It’s exciting to see Shyamalan on such confident footing once more, all these years later.
The words “Disney” and “animation” fit together so firmly in the public mind that a feature-length cartoon from any other studio has tough going. If it's not Disney, somehow parents don't feel automatically compelled to load up the family van and head for the multiplex.
Warner Bros. has been trying to change that perception, and its “Space Jam,” starring Michael Jordan and Bugs Bunny, was a box-office hit, even though it didn't break through the magic $100 million domestic box-office ceiling. Now the studio is back again, with “Cats Don't Dance,” a cute animated musical about Danny the Song and Dance Cat, from Kokomo, Ind., who hops on a bus to Hollywood in search of stardom, circa 1939.
The movie lacks the strong plotting and vividly defined characters typical of Disney movies, and it doesn't start with the death of one or more parents, which seems more or less obligatory in the genre. It plays, indeed, more like an animated version of an old Hollywood musical (there are elements of “Singin' in the Rain,” and the late Gene Kelly is credited with the film's choreography).

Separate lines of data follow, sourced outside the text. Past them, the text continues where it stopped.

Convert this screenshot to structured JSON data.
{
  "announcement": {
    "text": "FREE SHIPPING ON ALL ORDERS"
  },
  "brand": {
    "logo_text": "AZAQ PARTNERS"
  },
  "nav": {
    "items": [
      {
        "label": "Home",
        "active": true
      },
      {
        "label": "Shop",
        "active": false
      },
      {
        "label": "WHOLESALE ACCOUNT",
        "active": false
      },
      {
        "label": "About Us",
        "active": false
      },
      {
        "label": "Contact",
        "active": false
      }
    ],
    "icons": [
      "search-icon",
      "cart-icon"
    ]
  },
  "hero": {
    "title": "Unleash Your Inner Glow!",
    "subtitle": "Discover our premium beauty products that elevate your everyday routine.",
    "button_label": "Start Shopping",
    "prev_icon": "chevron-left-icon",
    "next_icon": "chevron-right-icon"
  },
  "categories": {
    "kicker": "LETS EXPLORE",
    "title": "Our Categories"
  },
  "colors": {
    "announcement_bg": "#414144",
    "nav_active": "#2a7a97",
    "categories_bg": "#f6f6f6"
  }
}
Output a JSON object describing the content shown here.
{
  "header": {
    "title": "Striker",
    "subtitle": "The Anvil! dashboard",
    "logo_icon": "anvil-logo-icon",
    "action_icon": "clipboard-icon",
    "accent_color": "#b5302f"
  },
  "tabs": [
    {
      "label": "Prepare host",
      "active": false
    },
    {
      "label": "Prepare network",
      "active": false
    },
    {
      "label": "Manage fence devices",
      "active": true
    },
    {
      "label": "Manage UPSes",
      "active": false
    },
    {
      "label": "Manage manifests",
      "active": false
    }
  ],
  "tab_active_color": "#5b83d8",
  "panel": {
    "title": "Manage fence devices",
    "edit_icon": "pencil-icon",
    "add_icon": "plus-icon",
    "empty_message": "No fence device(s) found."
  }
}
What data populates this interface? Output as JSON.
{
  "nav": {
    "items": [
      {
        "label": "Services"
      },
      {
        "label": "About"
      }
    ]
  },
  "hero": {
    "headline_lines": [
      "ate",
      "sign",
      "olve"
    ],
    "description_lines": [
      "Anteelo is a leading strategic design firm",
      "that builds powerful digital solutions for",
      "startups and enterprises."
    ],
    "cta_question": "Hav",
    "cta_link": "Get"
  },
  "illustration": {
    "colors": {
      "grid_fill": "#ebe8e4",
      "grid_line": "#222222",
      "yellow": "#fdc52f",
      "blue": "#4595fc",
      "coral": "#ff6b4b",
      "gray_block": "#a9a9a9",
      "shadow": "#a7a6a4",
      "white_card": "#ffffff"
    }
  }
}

The opening is right out of countless show-biz tales. Danny (voice by Scott Bakula) arrives in Hollywood with a seven-day plan that starts with getting an agent and ends with getting the girl. He quickly discovers the hard facts of life: Animal actors aren't much in demand, and humans get all the best jobs.